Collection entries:
====================

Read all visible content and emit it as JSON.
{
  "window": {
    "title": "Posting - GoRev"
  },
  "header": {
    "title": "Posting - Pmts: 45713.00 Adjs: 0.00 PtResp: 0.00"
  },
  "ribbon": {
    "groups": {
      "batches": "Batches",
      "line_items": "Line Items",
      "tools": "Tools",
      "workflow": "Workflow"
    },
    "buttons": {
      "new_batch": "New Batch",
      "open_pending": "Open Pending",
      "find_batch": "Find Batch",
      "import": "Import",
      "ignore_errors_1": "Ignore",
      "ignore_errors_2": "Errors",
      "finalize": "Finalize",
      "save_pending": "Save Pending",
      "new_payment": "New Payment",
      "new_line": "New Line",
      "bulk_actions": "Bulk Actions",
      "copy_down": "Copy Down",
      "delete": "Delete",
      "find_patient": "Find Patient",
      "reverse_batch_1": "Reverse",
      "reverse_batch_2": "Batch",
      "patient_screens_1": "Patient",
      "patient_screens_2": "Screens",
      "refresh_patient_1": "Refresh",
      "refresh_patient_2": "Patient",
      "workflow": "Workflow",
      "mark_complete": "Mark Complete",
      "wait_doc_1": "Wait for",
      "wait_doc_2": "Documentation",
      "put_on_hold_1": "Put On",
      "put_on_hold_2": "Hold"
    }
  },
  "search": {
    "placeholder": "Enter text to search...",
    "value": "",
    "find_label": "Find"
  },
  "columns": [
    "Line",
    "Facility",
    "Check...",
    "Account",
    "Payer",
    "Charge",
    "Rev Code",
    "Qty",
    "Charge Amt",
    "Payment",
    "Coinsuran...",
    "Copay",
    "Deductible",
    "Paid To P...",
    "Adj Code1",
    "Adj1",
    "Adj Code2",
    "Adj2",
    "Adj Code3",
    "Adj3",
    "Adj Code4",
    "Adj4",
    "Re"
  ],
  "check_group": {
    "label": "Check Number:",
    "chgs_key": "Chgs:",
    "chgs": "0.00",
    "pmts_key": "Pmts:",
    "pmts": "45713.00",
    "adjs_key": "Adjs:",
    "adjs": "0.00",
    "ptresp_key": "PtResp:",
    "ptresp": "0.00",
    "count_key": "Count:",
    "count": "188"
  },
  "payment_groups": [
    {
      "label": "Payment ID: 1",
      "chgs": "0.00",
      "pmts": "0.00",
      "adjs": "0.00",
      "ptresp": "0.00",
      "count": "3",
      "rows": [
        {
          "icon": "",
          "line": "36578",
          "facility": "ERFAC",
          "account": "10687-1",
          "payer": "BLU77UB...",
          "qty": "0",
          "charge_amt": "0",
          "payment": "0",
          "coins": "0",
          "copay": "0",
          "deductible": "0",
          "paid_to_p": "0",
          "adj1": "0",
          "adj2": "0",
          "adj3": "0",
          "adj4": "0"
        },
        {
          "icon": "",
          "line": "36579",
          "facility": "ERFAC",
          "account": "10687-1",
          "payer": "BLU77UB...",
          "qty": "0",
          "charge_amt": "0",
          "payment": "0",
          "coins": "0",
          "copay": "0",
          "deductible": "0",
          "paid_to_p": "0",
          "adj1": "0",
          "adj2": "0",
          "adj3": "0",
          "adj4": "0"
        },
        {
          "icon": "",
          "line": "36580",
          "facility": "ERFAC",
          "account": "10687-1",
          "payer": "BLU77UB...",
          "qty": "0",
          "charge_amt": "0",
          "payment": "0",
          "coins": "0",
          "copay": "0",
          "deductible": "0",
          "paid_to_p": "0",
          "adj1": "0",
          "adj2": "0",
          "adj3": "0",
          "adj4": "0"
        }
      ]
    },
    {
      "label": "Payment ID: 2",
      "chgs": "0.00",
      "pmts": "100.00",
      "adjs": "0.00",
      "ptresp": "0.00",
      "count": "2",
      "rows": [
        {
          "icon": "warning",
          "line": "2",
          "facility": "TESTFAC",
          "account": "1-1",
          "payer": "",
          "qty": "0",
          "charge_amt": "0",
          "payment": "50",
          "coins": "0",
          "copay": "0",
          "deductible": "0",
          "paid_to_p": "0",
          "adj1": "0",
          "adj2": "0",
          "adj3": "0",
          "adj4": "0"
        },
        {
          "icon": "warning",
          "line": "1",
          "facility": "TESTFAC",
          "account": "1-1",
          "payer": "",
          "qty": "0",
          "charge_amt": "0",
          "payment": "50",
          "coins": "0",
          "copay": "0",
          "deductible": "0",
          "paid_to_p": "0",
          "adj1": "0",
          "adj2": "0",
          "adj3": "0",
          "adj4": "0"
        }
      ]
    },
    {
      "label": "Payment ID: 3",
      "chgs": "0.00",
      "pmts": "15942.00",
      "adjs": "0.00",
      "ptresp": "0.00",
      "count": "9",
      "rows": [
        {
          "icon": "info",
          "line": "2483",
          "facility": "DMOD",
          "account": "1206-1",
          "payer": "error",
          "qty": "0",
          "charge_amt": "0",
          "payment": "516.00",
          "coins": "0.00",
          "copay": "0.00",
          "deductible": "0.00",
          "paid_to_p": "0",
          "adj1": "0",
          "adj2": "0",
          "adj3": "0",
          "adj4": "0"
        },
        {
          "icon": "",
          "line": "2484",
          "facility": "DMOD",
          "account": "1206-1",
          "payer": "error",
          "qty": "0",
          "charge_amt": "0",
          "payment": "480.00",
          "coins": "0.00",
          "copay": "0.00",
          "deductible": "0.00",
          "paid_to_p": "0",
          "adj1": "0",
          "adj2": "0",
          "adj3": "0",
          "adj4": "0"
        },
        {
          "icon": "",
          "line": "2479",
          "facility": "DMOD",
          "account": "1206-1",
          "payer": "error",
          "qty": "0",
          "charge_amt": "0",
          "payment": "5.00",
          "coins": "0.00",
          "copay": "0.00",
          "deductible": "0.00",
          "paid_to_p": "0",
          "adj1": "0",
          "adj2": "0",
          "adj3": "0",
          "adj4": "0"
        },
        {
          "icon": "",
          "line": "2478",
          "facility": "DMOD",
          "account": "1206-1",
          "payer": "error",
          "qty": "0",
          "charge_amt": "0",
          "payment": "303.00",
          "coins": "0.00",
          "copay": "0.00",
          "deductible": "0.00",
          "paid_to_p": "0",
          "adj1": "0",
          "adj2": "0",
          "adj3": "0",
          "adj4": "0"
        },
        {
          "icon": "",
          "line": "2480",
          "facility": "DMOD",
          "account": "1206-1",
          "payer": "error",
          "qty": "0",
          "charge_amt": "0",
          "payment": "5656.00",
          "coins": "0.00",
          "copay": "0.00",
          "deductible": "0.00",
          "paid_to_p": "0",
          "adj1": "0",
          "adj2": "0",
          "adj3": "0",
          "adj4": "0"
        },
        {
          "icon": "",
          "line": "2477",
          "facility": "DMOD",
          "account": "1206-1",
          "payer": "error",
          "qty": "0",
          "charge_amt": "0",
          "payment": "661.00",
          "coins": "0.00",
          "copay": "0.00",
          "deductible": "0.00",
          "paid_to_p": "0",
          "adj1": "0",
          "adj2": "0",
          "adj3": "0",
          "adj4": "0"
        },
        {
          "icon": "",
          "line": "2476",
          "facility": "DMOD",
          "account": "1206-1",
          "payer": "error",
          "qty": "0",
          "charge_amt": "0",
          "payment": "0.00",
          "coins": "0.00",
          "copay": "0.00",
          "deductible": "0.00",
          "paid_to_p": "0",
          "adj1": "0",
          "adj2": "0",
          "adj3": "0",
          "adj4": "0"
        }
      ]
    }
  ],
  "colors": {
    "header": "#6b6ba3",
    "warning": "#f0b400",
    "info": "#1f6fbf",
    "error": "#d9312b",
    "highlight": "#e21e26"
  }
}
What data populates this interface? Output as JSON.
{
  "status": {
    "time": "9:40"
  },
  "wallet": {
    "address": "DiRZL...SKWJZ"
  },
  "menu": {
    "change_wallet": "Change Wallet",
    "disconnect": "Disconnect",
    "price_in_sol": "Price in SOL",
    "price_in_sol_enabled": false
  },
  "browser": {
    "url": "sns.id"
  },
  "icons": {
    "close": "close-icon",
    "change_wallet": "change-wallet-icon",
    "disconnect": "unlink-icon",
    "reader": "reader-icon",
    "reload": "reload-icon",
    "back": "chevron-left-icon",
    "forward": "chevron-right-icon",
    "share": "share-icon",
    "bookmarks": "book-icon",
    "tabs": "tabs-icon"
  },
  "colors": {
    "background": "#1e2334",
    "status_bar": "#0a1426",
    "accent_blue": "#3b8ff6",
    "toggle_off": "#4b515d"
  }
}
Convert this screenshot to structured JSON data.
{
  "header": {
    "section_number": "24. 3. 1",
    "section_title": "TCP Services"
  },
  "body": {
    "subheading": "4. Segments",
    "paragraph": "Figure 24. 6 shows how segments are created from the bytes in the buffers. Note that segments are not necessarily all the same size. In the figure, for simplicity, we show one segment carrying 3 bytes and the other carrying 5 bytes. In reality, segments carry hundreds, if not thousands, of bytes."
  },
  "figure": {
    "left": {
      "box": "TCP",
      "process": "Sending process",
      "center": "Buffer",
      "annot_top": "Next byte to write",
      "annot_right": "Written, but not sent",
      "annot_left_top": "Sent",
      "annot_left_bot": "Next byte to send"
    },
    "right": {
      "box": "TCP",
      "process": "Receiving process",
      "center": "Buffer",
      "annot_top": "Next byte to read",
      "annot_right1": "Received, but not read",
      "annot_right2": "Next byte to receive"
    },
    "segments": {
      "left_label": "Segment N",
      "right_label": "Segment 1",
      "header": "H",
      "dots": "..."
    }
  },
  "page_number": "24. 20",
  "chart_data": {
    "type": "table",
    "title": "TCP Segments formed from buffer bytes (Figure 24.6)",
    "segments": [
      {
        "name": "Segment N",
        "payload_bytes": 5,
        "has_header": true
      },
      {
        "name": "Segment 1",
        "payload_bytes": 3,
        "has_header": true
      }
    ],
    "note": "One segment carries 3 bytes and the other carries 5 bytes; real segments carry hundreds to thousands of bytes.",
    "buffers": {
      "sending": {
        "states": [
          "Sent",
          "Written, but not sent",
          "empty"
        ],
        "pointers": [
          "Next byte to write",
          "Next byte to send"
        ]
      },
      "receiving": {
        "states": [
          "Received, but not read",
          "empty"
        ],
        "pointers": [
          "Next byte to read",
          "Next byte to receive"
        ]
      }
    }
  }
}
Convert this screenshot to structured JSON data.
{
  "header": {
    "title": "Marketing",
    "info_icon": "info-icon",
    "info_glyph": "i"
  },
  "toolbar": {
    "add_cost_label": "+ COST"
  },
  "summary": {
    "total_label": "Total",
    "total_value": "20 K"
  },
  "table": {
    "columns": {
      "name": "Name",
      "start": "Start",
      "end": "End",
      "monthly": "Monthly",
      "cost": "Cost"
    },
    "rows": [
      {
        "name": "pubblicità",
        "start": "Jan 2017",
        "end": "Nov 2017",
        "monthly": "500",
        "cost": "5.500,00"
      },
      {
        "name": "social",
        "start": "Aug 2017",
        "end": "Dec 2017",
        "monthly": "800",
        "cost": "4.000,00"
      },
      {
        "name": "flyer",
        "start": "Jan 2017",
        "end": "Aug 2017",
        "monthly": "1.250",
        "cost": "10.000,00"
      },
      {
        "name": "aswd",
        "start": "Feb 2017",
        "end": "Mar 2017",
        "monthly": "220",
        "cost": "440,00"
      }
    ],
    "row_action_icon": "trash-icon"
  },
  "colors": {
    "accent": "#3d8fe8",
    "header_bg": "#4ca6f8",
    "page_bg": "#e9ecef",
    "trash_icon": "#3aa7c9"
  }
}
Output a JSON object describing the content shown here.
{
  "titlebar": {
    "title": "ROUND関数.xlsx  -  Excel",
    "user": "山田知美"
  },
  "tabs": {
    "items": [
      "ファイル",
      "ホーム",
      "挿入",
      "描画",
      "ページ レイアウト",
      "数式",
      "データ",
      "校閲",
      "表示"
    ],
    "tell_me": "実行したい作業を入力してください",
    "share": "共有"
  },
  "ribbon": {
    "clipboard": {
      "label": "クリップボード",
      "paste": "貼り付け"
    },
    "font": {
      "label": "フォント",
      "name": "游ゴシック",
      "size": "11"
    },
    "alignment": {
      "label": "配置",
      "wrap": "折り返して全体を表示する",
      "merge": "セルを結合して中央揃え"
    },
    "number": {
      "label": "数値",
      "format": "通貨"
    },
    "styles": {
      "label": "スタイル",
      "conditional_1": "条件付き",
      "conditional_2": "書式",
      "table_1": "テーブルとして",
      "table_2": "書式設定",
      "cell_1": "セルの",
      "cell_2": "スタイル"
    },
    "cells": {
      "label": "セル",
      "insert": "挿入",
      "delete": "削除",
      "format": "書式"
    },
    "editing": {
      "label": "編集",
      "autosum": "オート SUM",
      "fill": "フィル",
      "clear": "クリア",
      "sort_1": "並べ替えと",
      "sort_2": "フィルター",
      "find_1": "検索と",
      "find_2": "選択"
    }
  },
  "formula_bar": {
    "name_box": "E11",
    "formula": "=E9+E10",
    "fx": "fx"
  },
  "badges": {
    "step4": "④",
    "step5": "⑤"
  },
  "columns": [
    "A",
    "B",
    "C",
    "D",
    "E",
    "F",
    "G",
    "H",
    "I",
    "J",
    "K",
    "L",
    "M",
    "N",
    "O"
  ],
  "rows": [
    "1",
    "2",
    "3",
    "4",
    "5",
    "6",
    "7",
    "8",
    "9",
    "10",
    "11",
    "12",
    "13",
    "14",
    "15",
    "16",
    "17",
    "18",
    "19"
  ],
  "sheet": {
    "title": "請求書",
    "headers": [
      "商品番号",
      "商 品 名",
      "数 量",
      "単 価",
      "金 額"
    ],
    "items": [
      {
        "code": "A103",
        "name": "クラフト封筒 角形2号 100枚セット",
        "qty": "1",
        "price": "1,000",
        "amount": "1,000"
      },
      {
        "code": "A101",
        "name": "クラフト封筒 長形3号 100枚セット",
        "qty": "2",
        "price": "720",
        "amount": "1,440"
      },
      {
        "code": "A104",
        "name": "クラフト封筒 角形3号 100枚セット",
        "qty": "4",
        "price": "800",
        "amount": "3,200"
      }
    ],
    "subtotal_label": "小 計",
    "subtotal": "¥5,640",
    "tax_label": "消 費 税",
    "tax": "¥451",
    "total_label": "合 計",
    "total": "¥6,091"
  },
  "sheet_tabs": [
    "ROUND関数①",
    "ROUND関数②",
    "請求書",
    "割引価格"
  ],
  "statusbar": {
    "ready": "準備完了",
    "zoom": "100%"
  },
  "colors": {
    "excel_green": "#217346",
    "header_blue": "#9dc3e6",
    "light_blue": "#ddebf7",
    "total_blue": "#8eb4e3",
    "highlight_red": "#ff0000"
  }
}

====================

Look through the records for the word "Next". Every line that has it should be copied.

      "annot_top": "Next byte to write",
      "annot_left_bot": "Next byte to send"
      "annot_top": "Next byte to read",
      "annot_right2": "Next byte to receive"
          "Next byte to write",
          "Next byte to send"
          "Next byte to read",
          "Next byte to receive"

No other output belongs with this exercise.